Back to the boots.
My wife says I ramble and my stories take forever. I believe she may be on to something?
I was nearing the end of my day when my boots came into focus. They really aren’t my boots, you see. The boots I was wearing this day belonged to another man.
Who wears someone else’s boots?
These boots were size 13 Red Wings. These boots are a little worn, a little old, pretty discolored and too big for my size 11.5 foot, but somehow they feel so comfortable. These boots belonged to a man that I have followed for years and have attempted to step where he stepped. From the days of following him to the barn to work on some broken down car, to following him on the farm to plow the back 40, to following him to church every Sunday, to following him just to see what he was going to do next. You see, these boots belonged to the man I longed to be one day. They belonged to my Dad.
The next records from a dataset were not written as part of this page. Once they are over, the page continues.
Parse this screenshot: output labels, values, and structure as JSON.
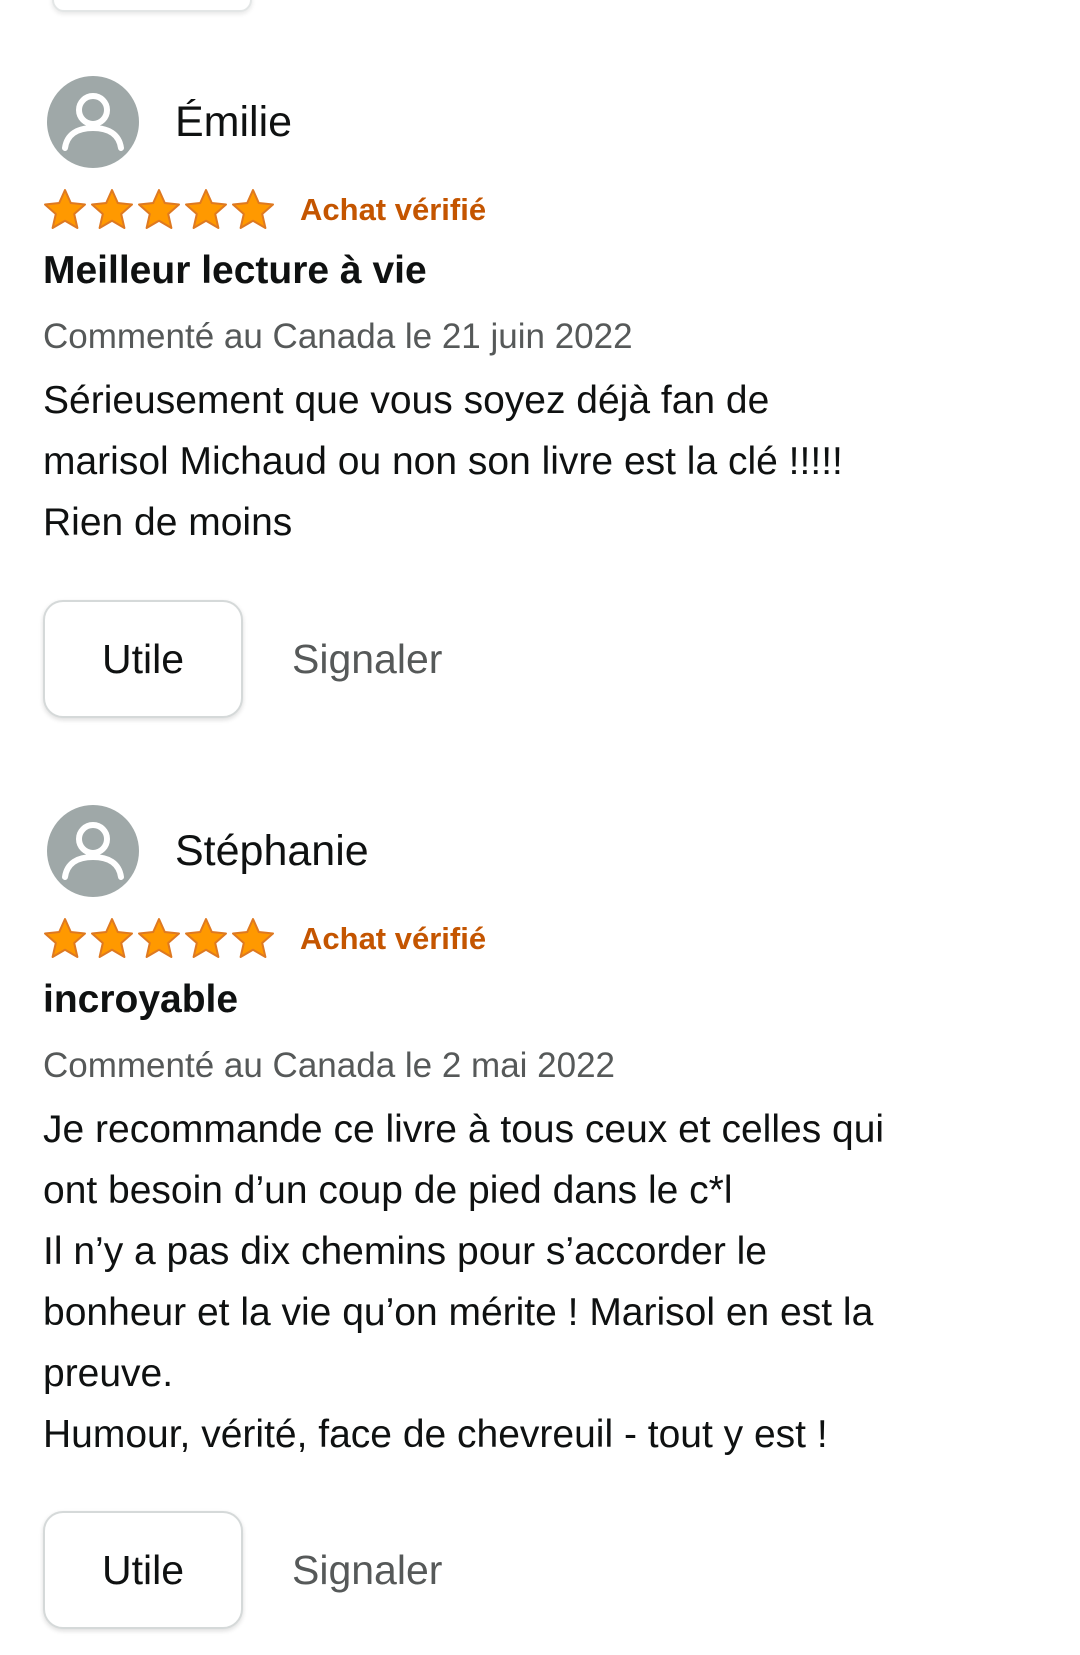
{
  "reviews": [
    {
      "author": "Émilie",
      "avatar_icon": "default-user-avatar-icon",
      "rating": 5,
      "rating_max": 5,
      "verified_label": "Achat vérifié",
      "title": "Meilleur lecture à vie",
      "date_text": "Commenté au Canada le 21 juin 2022",
      "body_lines": [
        "Sérieusement que vous soyez déjà fan de",
        "marisol Michaud ou non son livre est la clé !!!!!",
        "Rien de moins"
      ],
      "helpful_label": "Utile",
      "report_label": "Signaler"
    },
    {
      "author": "Stéphanie",
      "avatar_icon": "default-user-avatar-icon",
      "rating": 5,
      "rating_max": 5,
      "verified_label": "Achat vérifié",
      "title": "incroyable",
      "date_text": "Commenté au Canada le 2 mai 2022",
      "body_lines": [
        "Je recommande ce livre à tous ceux et celles qui",
        "ont besoin d’un coup de pied dans le c*l",
        "Il n’y a pas dix chemins pour s’accorder le",
        "bonheur et la vie qu’on mérite ! Marisol en est la",
        "preuve.",
        "Humour, vérité, face de chevreuil - tout y est !"
      ],
      "helpful_label": "Utile",
      "report_label": "Signaler"
    }
  ],
  "colors": {
    "star_fill": "#ff9900",
    "star_outline": "#de7921",
    "verified_text": "#c45500",
    "avatar_bg": "#9fa8a8",
    "muted_text": "#565959",
    "main_text": "#0f1111",
    "button_border": "#d5d9d9"
  }
}
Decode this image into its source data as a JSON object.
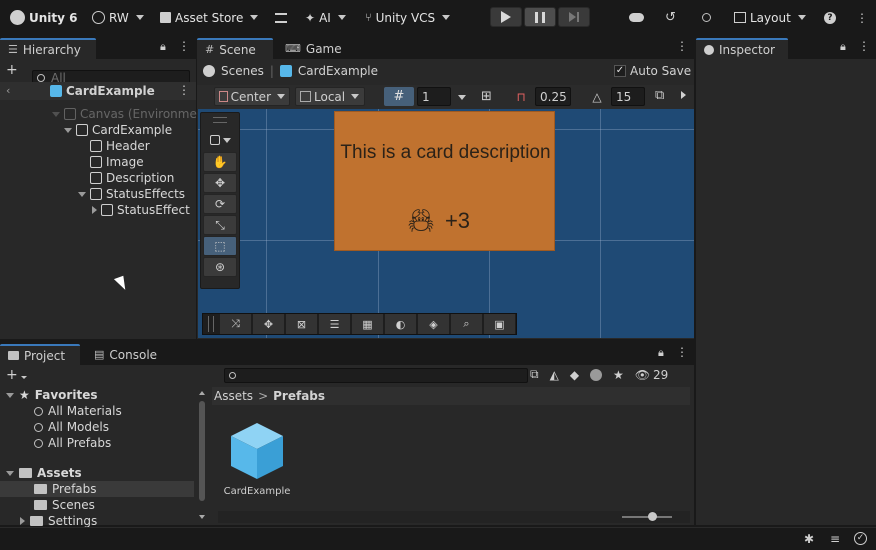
{
  "topbar": {
    "product": "Unity 6",
    "account": "RW",
    "asset_store": "Asset Store",
    "ai": "AI",
    "vcs": "Unity VCS",
    "layout": "Layout"
  },
  "hierarchy": {
    "tab": "Hierarchy",
    "search_placeholder": "All",
    "root": "CardExample",
    "items": [
      {
        "label": "Canvas (Environment)"
      },
      {
        "label": "CardExample"
      },
      {
        "label": "Header"
      },
      {
        "label": "Image"
      },
      {
        "label": "Description"
      },
      {
        "label": "StatusEffects"
      },
      {
        "label": "StatusEffect"
      }
    ]
  },
  "scene": {
    "tabs": [
      "Scene",
      "Game"
    ],
    "breadcrumb_root": "Scenes",
    "breadcrumb_current": "CardExample",
    "auto_save": "Auto Save",
    "pivot": "Center",
    "space": "Local",
    "grid_value": "1",
    "snap_value": "0.25",
    "angle_value": "15",
    "card_text": "This is a card description",
    "card_stat": "+3"
  },
  "inspector": {
    "tab": "Inspector"
  },
  "project": {
    "tabs": [
      "Project",
      "Console"
    ],
    "visible_count": "29",
    "breadcrumb": [
      "Assets",
      "Prefabs"
    ],
    "favorites_label": "Favorites",
    "favorites": [
      "All Materials",
      "All Models",
      "All Prefabs"
    ],
    "assets_label": "Assets",
    "folders": [
      "Prefabs",
      "Scenes",
      "Settings"
    ],
    "asset_item": "CardExample"
  },
  "colors": {
    "accent": "#3a79bb",
    "card": "#c0722f",
    "scene_bg": "#1f4a75",
    "prefab_blue": "#57b8ea"
  }
}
My Dad could do anything and make it look so easy. These boots went along for the ride. He was a farmer, a tractor puller, a story-teller, a Sunday School teacher, an elder, a very good singer, a mechanic, a fast-pitch softball pitcher, a proud Buford Bulldog, a son, a husband, a father, a grandfather, and a great-grandfather, and he was larger than life. These boots have many miles on them, and boy what a story they tell. This article doesn’t begin to have enough lines to cover what I and these boots could tell you about my Dad.
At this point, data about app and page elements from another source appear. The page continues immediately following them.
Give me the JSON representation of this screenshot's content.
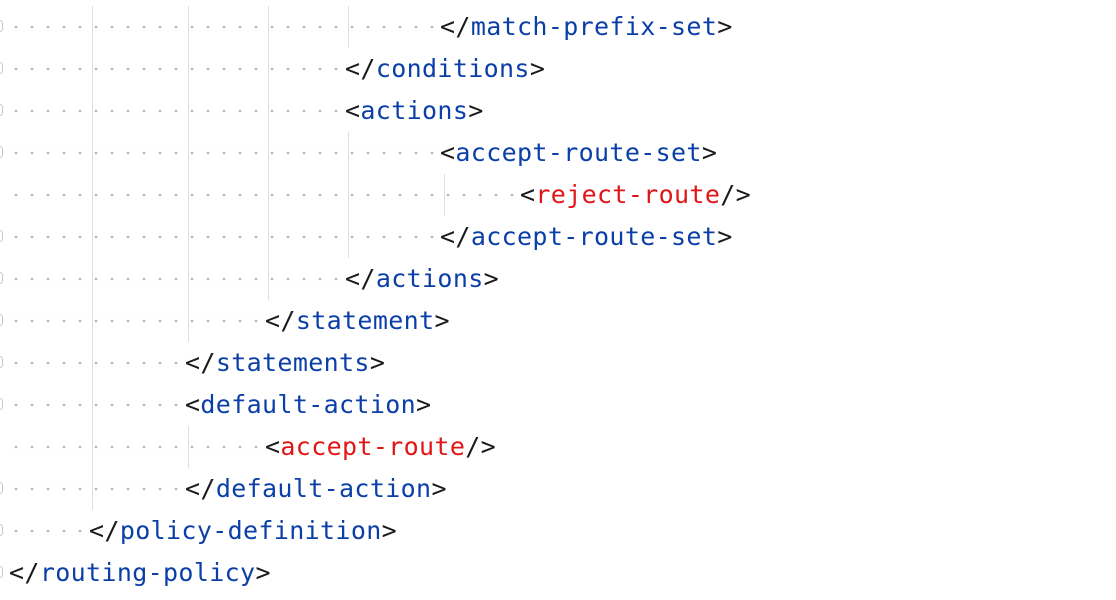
{
  "editor": {
    "language": "xml",
    "lines": [
      {
        "open": "</",
        "tag": "match-prefix-set",
        "close": ">",
        "tag_color": "#0b3fa8"
      },
      {
        "open": "</",
        "tag": "conditions",
        "close": ">",
        "tag_color": "#0b3fa8"
      },
      {
        "open": "<",
        "tag": "actions",
        "close": ">",
        "tag_color": "#0b3fa8"
      },
      {
        "open": "<",
        "tag": "accept-route-set",
        "close": ">",
        "tag_color": "#0b3fa8"
      },
      {
        "open": "<",
        "tag": "reject-route",
        "close": "/>",
        "tag_color": "#e01616"
      },
      {
        "open": "</",
        "tag": "accept-route-set",
        "close": ">",
        "tag_color": "#0b3fa8"
      },
      {
        "open": "</",
        "tag": "actions",
        "close": ">",
        "tag_color": "#0b3fa8"
      },
      {
        "open": "</",
        "tag": "statement",
        "close": ">",
        "tag_color": "#0b3fa8"
      },
      {
        "open": "</",
        "tag": "statements",
        "close": ">",
        "tag_color": "#0b3fa8"
      },
      {
        "open": "<",
        "tag": "default-action",
        "close": ">",
        "tag_color": "#0b3fa8"
      },
      {
        "open": "<",
        "tag": "accept-route",
        "close": "/>",
        "tag_color": "#e01616"
      },
      {
        "open": "</",
        "tag": "default-action",
        "close": ">",
        "tag_color": "#0b3fa8"
      },
      {
        "open": "</",
        "tag": "policy-definition",
        "close": ">",
        "tag_color": "#0b3fa8"
      },
      {
        "open": "</",
        "tag": "routing-policy",
        "close": ">",
        "tag_color": "#0b3fa8"
      }
    ]
  },
  "colors": {
    "background": "#ffffff",
    "bracket": "#1a1a1a",
    "tag": "#0b3fa8",
    "tag_self_closing": "#e01616",
    "whitespace_dot": "#b9b9b9",
    "indent_guide": "#dedede",
    "fold_marker": "#c8c8c8"
  }
}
My Dad’s name was Stephen, but we called him Steve. His mom called him Stevie, and even did so on the day we laid him to rest. We also called him Big Steve, and those of you who knew him understand why as he stood 6’4 and had shoulders as wide as a barn. He carried his family well on those shoulders. I can even remember him singing a songs entitled “Big John.” Well, he was our Big John.
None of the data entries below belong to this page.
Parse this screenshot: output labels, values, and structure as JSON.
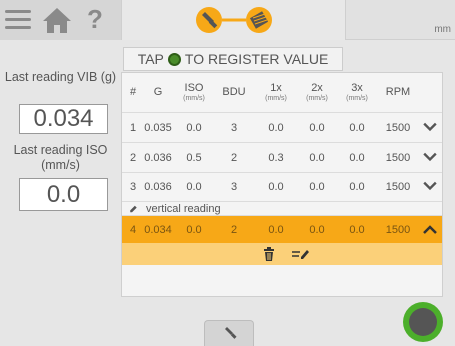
{
  "header": {
    "unit": "mm"
  },
  "left": {
    "vib_label": "Last reading VIB (g)",
    "vib_value": "0.034",
    "iso_label": "Last reading ISO (mm/s)",
    "iso_value": "0.0"
  },
  "banner": {
    "tap": "TAP",
    "text": "TO REGISTER VALUE"
  },
  "table": {
    "headers": {
      "num": "#",
      "g": "G",
      "iso": "ISO",
      "iso_unit": "(mm/s)",
      "bdu": "BDU",
      "x1": "1x",
      "x1_unit": "(mm/s)",
      "x2": "2x",
      "x2_unit": "(mm/s)",
      "x3": "3x",
      "x3_unit": "(mm/s)",
      "rpm": "RPM"
    },
    "rows": [
      {
        "num": "1",
        "g": "0.035",
        "iso": "0.0",
        "bdu": "3",
        "x1": "0.0",
        "x2": "0.0",
        "x3": "0.0",
        "rpm": "1500"
      },
      {
        "num": "2",
        "g": "0.036",
        "iso": "0.5",
        "bdu": "2",
        "x1": "0.3",
        "x2": "0.0",
        "x3": "0.0",
        "rpm": "1500"
      },
      {
        "num": "3",
        "g": "0.036",
        "iso": "0.0",
        "bdu": "3",
        "x1": "0.0",
        "x2": "0.0",
        "x3": "0.0",
        "rpm": "1500"
      },
      {
        "num": "4",
        "g": "0.034",
        "iso": "0.0",
        "bdu": "2",
        "x1": "0.0",
        "x2": "0.0",
        "x3": "0.0",
        "rpm": "1500"
      }
    ],
    "note": "vertical reading"
  },
  "colors": {
    "accent_orange": "#f7a817",
    "record_green": "#4caf2b"
  }
}
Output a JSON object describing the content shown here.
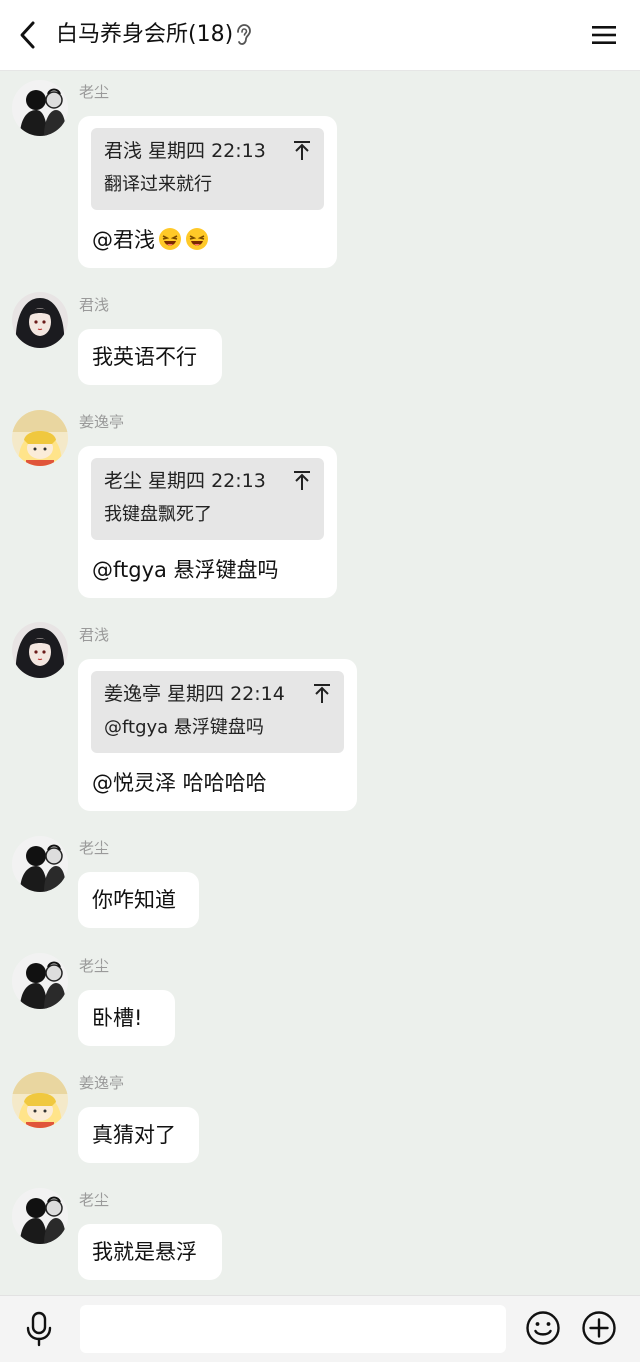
{
  "header": {
    "title": "白马养身会所(18)"
  },
  "messages": [
    {
      "sender": "老尘",
      "quote": {
        "head": "君浅 星期四 22:13",
        "body": "翻译过来就行"
      },
      "text": "@君浅"
    },
    {
      "sender": "君浅",
      "text": "我英语不行"
    },
    {
      "sender": "姜逸亭",
      "quote": {
        "head": "老尘 星期四 22:13",
        "body": "我键盘飘死了"
      },
      "text": "@ftgya 悬浮键盘吗"
    },
    {
      "sender": "君浅",
      "quote": {
        "head": "姜逸亭 星期四 22:14",
        "body": "@ftgya 悬浮键盘吗"
      },
      "text": "@悦灵泽 哈哈哈哈"
    },
    {
      "sender": "老尘",
      "text": "你咋知道"
    },
    {
      "sender": "老尘",
      "text": "卧槽!"
    },
    {
      "sender": "姜逸亭",
      "text": "真猜对了"
    },
    {
      "sender": "老尘",
      "text": "我就是悬浮"
    }
  ],
  "icons": {
    "back": "chevron-left-icon",
    "ear": "ear-icon",
    "menu": "hamburger-menu-icon",
    "mic": "microphone-icon",
    "emoji": "smiley-icon",
    "plus": "plus-circle-icon",
    "jump": "jump-to-original-icon"
  },
  "colors": {
    "background": "#ecf0ec",
    "bubble": "#ffffff",
    "quote": "#e6e6e6",
    "sender": "#9a9a9a"
  }
}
Some people called him Pole Climber since that was his CB handle. Some of you likely may not even know about a CB radio? I don’t know if I was ever given a CB name, but I sure remember those days. Do you have your ears on good buddy?
I like the name I called him best. That was Dad.
His boots now belong to me. My Mom gave them to me a few months after he passed. I wasn’t sure what I was going to do with them. As I said they were too big for me. I could never fill those boots. But one day I had some work to do outside and I decided to lace those old worn Red Wings on my feet. Wow… those boots.
I am not sure if it was the fact that they were worn in, or the fact that they were too big, or the fact that they belonged to the one man that meant more to me than I ever could have imagined, but those boots fit. They kept my feet warm. They kept my feet dry. They keep my feet moving to this day.
I told you all of that to tell you this. These boots are still too big for my feet, but these boots represent something else. They tell the story of my Dad. They tell the story of a man that put God first, family second and the story of all the things in between. You see, these boots aren’t just boots. They are my story now. They lead me ahead of my kids and they lead my legacy. They stand for truth, integrity and honor even when those things seem to be fleeting.
My challenge to you readers today is to find your boots. Life isn’t about things, it isn’t about how many Facebook friends you have. Life is about the people that we lead and the people that we touch. I remember a song that Jim Butler used to sing at our church when he would visit family when I was younger. This song by Phillips, Craig and Dean just seems to speak about these boots. The lyrics go like this: “Lord, I want to be just like you, cause he wants to be just like me, let me be a holy example for his innocent eyes to see. Help me be a living Bible, Lord, that my little boy can read, I want to be just like you, ‘cause he wants to be like me.”
Chad McConnaughey is the Highland County recorder.